* **Assigned task**: All lines holding the word "circle" are to be copied from the records beneath.

* **Given records**:
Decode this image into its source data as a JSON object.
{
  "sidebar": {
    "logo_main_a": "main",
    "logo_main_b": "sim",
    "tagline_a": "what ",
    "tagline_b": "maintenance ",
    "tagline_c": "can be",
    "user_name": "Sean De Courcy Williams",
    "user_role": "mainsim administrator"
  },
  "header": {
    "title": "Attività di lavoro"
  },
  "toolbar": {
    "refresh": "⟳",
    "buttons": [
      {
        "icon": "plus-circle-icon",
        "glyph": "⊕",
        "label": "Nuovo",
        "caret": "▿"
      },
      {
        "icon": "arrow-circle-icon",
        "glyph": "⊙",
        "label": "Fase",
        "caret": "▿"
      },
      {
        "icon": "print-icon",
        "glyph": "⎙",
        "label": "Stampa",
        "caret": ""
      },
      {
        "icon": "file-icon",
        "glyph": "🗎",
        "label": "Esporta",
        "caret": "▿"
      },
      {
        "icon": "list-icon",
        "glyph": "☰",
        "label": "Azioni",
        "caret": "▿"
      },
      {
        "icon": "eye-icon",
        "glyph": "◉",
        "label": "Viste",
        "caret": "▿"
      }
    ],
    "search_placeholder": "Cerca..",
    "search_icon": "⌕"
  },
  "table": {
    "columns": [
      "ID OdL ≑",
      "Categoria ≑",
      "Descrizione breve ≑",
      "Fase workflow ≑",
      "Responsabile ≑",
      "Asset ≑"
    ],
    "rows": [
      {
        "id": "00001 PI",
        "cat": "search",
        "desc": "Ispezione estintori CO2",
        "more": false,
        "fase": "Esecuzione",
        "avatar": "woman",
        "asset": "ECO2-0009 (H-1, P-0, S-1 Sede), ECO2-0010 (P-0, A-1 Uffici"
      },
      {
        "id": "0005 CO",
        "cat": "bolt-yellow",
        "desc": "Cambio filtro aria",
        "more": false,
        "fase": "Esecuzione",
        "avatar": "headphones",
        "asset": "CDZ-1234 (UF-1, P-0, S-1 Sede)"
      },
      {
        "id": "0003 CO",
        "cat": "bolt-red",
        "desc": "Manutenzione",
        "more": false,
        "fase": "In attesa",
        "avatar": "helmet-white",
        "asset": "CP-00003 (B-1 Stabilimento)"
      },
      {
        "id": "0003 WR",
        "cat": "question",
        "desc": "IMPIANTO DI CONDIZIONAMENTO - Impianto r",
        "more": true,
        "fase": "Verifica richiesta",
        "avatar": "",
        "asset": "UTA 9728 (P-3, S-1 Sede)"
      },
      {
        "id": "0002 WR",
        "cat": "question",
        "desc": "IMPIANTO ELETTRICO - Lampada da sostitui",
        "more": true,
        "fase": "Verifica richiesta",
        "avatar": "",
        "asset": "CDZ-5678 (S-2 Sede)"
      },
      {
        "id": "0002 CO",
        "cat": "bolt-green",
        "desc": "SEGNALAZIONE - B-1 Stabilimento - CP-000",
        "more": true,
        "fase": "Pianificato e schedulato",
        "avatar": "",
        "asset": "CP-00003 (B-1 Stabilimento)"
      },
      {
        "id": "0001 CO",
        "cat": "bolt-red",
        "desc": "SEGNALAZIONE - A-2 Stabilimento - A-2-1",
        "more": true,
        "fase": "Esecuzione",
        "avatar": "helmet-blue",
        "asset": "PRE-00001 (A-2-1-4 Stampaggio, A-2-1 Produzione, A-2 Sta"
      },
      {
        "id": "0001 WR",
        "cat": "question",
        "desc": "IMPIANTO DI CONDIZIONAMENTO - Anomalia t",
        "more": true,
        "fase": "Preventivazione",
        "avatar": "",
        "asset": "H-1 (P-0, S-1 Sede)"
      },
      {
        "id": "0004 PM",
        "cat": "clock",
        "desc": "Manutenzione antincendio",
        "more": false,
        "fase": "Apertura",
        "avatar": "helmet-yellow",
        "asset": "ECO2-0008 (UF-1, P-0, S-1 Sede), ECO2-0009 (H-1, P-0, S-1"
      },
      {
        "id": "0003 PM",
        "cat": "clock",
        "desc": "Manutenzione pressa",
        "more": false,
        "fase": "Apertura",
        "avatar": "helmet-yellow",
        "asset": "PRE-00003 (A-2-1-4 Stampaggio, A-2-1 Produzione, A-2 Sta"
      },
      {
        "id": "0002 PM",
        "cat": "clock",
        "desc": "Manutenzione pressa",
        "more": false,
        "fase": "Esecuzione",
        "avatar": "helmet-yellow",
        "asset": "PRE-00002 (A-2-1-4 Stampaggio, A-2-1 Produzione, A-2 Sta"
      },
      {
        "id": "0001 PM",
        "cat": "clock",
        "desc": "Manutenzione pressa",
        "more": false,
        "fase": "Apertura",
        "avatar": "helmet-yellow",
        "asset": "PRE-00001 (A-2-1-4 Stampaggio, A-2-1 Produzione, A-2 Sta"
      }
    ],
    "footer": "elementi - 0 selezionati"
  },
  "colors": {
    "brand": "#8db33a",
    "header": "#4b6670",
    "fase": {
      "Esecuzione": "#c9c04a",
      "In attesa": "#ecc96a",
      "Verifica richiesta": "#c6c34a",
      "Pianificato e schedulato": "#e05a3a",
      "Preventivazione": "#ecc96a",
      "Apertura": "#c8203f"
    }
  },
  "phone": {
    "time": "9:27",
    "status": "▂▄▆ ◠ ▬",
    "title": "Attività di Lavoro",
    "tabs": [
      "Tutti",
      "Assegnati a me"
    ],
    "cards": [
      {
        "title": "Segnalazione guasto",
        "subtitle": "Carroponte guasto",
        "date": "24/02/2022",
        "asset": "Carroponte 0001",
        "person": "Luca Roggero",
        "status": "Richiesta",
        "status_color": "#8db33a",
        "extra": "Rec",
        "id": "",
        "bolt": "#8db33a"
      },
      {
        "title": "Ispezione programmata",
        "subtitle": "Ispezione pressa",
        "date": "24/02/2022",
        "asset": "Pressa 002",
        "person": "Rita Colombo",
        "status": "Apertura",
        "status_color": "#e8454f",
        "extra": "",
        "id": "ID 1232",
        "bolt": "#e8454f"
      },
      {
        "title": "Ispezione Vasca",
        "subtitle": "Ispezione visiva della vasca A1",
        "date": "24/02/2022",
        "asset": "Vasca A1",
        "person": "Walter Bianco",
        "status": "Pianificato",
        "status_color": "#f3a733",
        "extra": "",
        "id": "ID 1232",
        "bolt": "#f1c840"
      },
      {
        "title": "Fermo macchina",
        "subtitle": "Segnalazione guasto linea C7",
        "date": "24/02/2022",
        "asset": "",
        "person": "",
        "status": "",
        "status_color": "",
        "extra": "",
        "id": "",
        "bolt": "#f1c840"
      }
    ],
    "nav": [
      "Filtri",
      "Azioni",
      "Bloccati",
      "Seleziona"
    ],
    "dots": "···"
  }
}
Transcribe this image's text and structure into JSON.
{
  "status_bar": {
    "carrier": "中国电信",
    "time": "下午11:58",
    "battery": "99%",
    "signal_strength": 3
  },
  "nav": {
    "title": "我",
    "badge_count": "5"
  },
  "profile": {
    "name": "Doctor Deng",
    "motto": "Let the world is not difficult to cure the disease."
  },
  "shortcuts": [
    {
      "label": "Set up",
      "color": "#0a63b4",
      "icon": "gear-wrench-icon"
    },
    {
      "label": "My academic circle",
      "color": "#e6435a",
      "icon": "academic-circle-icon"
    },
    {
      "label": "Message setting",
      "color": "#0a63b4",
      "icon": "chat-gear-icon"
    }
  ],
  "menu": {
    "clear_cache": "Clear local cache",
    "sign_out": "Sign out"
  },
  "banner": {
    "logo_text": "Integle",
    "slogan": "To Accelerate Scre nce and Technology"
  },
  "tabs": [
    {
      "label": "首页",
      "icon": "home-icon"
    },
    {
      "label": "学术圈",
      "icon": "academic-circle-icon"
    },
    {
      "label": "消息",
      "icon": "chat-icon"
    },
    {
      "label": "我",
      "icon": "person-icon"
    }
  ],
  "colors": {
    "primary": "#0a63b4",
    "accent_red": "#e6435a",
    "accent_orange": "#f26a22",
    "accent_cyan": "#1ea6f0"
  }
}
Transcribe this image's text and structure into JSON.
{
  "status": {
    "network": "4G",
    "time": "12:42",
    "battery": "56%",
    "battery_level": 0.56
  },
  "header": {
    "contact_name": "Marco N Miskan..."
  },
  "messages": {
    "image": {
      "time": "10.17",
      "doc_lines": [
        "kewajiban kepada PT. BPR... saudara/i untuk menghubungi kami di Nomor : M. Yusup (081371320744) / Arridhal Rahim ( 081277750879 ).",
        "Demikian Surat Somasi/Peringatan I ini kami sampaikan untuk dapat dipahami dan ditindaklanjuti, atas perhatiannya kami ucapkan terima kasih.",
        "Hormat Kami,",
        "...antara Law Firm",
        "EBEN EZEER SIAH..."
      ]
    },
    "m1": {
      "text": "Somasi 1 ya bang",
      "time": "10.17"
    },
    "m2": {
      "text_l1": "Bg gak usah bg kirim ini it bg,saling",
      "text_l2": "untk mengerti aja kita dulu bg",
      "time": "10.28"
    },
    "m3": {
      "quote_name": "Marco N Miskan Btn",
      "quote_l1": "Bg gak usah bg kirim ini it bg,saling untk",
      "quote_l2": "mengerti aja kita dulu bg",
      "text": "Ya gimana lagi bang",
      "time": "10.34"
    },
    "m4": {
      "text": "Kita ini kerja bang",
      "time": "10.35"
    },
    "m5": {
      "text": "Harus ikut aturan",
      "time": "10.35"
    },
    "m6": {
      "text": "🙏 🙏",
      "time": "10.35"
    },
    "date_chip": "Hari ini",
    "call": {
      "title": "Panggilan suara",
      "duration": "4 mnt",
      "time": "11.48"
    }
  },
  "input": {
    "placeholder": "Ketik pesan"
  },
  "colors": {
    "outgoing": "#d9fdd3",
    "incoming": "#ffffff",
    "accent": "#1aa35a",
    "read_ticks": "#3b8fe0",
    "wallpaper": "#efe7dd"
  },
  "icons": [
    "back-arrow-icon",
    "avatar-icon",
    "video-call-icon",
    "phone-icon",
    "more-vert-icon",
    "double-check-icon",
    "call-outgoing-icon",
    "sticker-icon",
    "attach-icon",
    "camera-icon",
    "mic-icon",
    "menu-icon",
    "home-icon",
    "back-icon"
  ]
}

* **Result for this exercise**:
        "icon": "plus-circle-icon",
        "icon": "arrow-circle-icon",
      "label": "My academic circle",
      "icon": "academic-circle-icon"
      "icon": "academic-circle-icon"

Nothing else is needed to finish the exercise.